Muslims in Leeds getting ready to observe the holy month of Ramadan this week have been issued advice to keep them safe from a local imam and GP.
The advice comes from NHS Leeds Clinical Commissioning Group (CCG) and Leeds City Council’s public health team working closely with Dr Mohammed Sattar from Woodhouse Medical Practice and Qari Asim from Makkah Mosque in Leeds.
Dr Sattar said:
“The single most important thing we can do to tackle Coronavirus is to stay at home to protect the NHS and save lives.
“When we limit contact with other people, we limit the spread of the infection so everyone must follow Government advice to stay at home and practice social distancing. You should only leave the house for food, health reasons or work (but only if you cannot work from home). You also should not meet up with others who don’t live with you, even family and friends, as people can spread the virus even if they don’t have symptoms. All this means that Ramadan will be very different this year.”
Imam Asim explained:
“Ramadan is a really special time of the year for Muslims. It is a time of intensive worship, reading the Holy Quran, giving to charity, developing self-restraint and doing good deeds. During Ramadan, Muslims pray together and break fast with family and friends each day.
“This year, with mosques being closed and the restrictions on gatherings of more than two people being in place, this will impact on the way people observe Ramadan and their daily rituals. We encourage people to consider new ways of experiencing Ramadan such as using some of the free video conferencing tools to stay connected and hold virtual iftars.
“This Ramadan Muslims will pray for their loved ones, people who are unwell and people who have died, and will support everyone in local communities in dealing with this pandemic, whilst following the social distancing measures.”
Dr Sattar continued:
“We would also like to encourage people with diabetes to fast safely during Ramadan. At this time of year, fasting between sunrise to sunset means that people will not eat or drink for up to 17 hours. This could pose a risk to the health of those who have diabetes and other long-term health conditions.
“Most people with diabetes can fast without any issue as long as they ensure they follow a few key pieces of advice. You can find out more in this short video from the CCG’s YouTube channel:
“If you have symptoms of Covid-19, it is advisable not to fast. You may also want to seek advice from a religious scholar or local Imam”

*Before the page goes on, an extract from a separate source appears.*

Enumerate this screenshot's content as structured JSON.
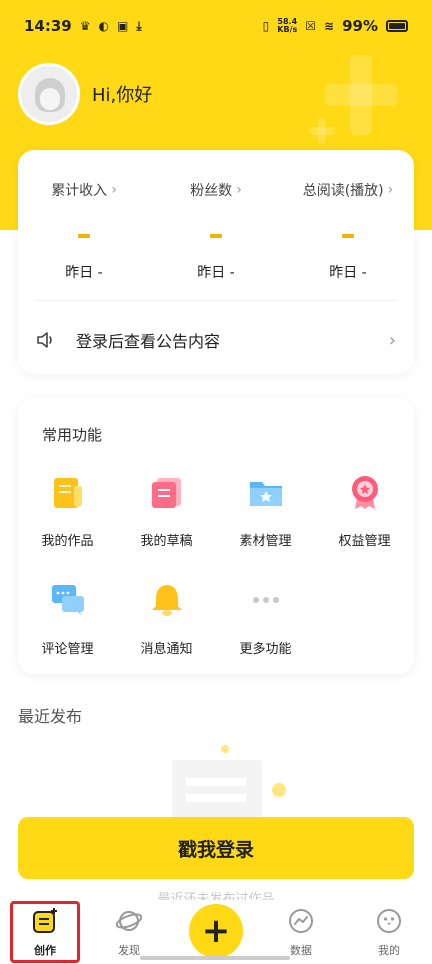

You can get more advice on #RamadanAtHome at mcb.org.uk/resources/ramadan
We would like to wish Ramadan Mubarak to all who are observing this holy month.
This post is based on a press release issued by NHS Leeds